Small restaurants are dotted throughout the market and around its edges; they are a great place to order a kaisen-don or a “seafood on rice” bowl (above). This will give you a chance to savor five or more different seafoods in their freshest state—raw. Kaisen-don can include ikura, or salmon eggs, those luminescent orange orbs that gently pop and release the taste of the sea. Higher-end kaisen bowls include uni, or sea urchin. Considered a delicacy in Japan, the brown grainy-looking blobs of creamy softness really do feel like they are melting in your mouth; their taste, smell, and texture uncannily transport you to the beach.
If you can’t make it to the wholesale market, the Nijo Market, more centrally located near Odori Park, is also a great place to indulge in seafood fare. And don’t forget that autumn is oyster season: just talking about it has my mouth watering! Try them raw with lemon, steamed with lemon, or barbecued with lemon….
Crab is essentially in season year-round in Hokkaido, and without question deserves its own mention on any “best of” food list. There is simply no substitute for fresh, real crabmeat, and Sapporo has the best in Japan. In my opinion, it’s reason enough to visit the city. Yummmm! Get your crab picks ready and start picking.
Jingisukan (Ghengis Khan) (ジンギスカン)
Yes, you guessed it, a cuisine named after the famous Mongolian leader. While debates rage as to the origin and history of this dish, what you need to know is that it is lip-smacking juicy good lamb barbecue. Tender, thin slices of mutton are grilled with vegetables over an inverted metal bowl, which, some say, resembles a soldier’s helmet. Friends take it in turn to grill plates full of meat and veggies over a communal “helmet,” making this a great social, if not smoky, meal.
Photo by yoppy on Flickr
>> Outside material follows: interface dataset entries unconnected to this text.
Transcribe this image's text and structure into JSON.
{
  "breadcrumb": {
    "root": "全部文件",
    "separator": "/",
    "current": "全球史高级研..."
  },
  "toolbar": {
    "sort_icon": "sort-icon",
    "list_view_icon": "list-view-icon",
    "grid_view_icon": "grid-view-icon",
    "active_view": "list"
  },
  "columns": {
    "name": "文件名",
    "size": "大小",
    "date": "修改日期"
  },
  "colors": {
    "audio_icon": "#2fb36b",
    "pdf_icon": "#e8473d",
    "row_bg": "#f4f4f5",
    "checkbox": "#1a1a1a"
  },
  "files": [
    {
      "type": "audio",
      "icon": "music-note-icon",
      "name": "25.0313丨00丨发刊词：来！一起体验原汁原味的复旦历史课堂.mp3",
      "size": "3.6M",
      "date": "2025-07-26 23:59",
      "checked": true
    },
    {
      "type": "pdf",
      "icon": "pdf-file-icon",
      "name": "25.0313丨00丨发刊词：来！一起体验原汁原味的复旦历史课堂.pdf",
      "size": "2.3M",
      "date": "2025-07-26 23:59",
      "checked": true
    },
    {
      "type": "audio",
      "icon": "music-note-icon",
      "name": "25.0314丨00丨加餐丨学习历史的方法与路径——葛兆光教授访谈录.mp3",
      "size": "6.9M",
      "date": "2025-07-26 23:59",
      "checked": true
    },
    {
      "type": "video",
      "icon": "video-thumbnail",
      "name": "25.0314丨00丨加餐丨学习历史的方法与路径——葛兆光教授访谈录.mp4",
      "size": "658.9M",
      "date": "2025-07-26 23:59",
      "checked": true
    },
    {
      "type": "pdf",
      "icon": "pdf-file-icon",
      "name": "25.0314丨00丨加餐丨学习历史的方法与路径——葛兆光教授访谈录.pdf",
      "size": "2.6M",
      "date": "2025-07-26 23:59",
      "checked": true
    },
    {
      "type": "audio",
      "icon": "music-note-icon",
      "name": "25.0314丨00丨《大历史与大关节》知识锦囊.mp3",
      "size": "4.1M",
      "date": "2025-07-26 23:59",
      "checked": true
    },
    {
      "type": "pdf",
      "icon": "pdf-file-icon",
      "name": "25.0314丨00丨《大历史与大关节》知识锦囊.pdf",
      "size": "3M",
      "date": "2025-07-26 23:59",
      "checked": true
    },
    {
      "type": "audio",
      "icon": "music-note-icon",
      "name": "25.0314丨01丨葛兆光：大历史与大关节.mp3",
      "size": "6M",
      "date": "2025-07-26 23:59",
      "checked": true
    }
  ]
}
Sure, ramen is popular throughout the country, but in Sapporo the sheer variety will make you dizzy. Yet no matter which soup base or sans-soup flavoring you choose (miso-based soups are a local favorite), the fresh, chewy noodles in this town are top of the line! Just visit the city’s ramen alley in Susukino or the ramen republic near the city’s main station to find out for yourself. Sapporo’s innovative ramen chefs continue to experiment with the ubiquitous noodle—visit the hip 175 Deno tantan-men shop across the street from Sapporo Station, where such copious amounts of sansho, a Japanese citrus pepper, is added to the adapted version of Sichuan Dan Dan noodles that your tongue will literally tingle.
A trend that began in Sapporo in the early 2000s and is spreading nationwide, soup curry is more pungent, has more depth, and is, as to be expected, more soupy, than your typical Japanese curry. It often includes big chunks of vegetables and a chicken leg that has soaked in the curry long enough to be completely infused with the spices. There are dozens of curry joints scattered across the city; they usually let customers choose their own heat (spiciness) level and volume of accompanying rice.
For those who drink alcohol, Sapporo beer is of course a worldwide brand. You can learn all about the history of beer making in Hokkaido on Sapporo’s beer museum tour (free admission and paid tastings). You can relax, dine, and drink to your fill at the museum’s adjacent beer garden, a favorite spot for Sapporo visitors.
Don’t forget that Hokkaido is the heart of Japan’s dairy industry, which makes it the ideal place, naturally, to partake in the country’s freshest ice cream. Parfaits and soft cream seem to be available on every corner in Sapporo, but I highly recommend Machimura Farm, because who doesn’t love a dollop of milky goodness on a roasted tea-flavored donut??
Take advantage of the “Welcome! Hokkaido” campaign to find discounts on flight and railway tickets, accommodations, and more. For a list of services and discounts, see the JNTO site or inquire with Japan’s major travel service providers, Rakuten, Jalan, and JTB.